Task statement:
Retyping the records exactly is the whole task.

Provided data:
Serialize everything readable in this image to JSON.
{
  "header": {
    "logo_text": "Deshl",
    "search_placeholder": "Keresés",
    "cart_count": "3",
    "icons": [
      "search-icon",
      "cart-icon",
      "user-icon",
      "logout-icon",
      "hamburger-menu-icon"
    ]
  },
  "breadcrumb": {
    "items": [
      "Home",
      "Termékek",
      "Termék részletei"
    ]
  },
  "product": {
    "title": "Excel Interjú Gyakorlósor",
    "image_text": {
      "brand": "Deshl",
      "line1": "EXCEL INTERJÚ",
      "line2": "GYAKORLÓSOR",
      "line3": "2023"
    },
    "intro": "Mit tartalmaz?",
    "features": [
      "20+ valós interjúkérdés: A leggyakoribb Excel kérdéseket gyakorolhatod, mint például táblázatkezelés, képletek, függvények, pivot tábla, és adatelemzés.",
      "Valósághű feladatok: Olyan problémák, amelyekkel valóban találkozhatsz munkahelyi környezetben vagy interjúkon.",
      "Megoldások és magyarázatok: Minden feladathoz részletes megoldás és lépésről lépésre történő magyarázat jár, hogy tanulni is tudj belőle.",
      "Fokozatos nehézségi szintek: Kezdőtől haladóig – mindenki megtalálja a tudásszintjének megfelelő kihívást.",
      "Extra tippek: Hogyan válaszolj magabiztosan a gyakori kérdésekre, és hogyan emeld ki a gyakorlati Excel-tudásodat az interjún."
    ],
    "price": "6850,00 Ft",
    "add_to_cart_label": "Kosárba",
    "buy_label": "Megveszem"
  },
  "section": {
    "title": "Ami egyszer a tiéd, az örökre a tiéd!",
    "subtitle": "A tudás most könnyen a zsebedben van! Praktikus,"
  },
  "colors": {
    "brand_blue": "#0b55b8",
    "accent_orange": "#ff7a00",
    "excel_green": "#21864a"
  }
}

Solution for this problem:
Serialize everything readable in this image to JSON.
{
  "header": {
    "logo_text": "Deshl",
    "search_placeholder": "Keresés",
    "cart_count": "3",
    "icons": [
      "search-icon",
      "cart-icon",
      "user-icon",
      "logout-icon",
      "hamburger-menu-icon"
    ]
  },
  "breadcrumb": {
    "items": [
      "Home",
      "Termékek",
      "Termék részletei"
    ]
  },
  "product": {
    "title": "Excel Interjú Gyakorlósor",
    "image_text": {
      "brand": "Deshl",
      "line1": "EXCEL INTERJÚ",
      "line2": "GYAKORLÓSOR",
      "line3": "2023"
    },
    "intro": "Mit tartalmaz?",
    "features": [
      "20+ valós interjúkérdés: A leggyakoribb Excel kérdéseket gyakorolhatod, mint például táblázatkezelés, képletek, függvények, pivot tábla, és adatelemzés.",
      "Valósághű feladatok: Olyan problémák, amelyekkel valóban találkozhatsz munkahelyi környezetben vagy interjúkon.",
      "Megoldások és magyarázatok: Minden feladathoz részletes megoldás és lépésről lépésre történő magyarázat jár, hogy tanulni is tudj belőle.",
      "Fokozatos nehézségi szintek: Kezdőtől haladóig – mindenki megtalálja a tudásszintjének megfelelő kihívást.",
      "Extra tippek: Hogyan válaszolj magabiztosan a gyakori kérdésekre, és hogyan emeld ki a gyakorlati Excel-tudásodat az interjún."
    ],
    "price": "6850,00 Ft",
    "add_to_cart_label": "Kosárba",
    "buy_label": "Megveszem"
  },
  "section": {
    "title": "Ami egyszer a tiéd, az örökre a tiéd!",
    "subtitle": "A tudás most könnyen a zsebedben van! Praktikus,"
  },
  "colors": {
    "brand_blue": "#0b55b8",
    "accent_orange": "#ff7a00",
    "excel_green": "#21864a"
  }
}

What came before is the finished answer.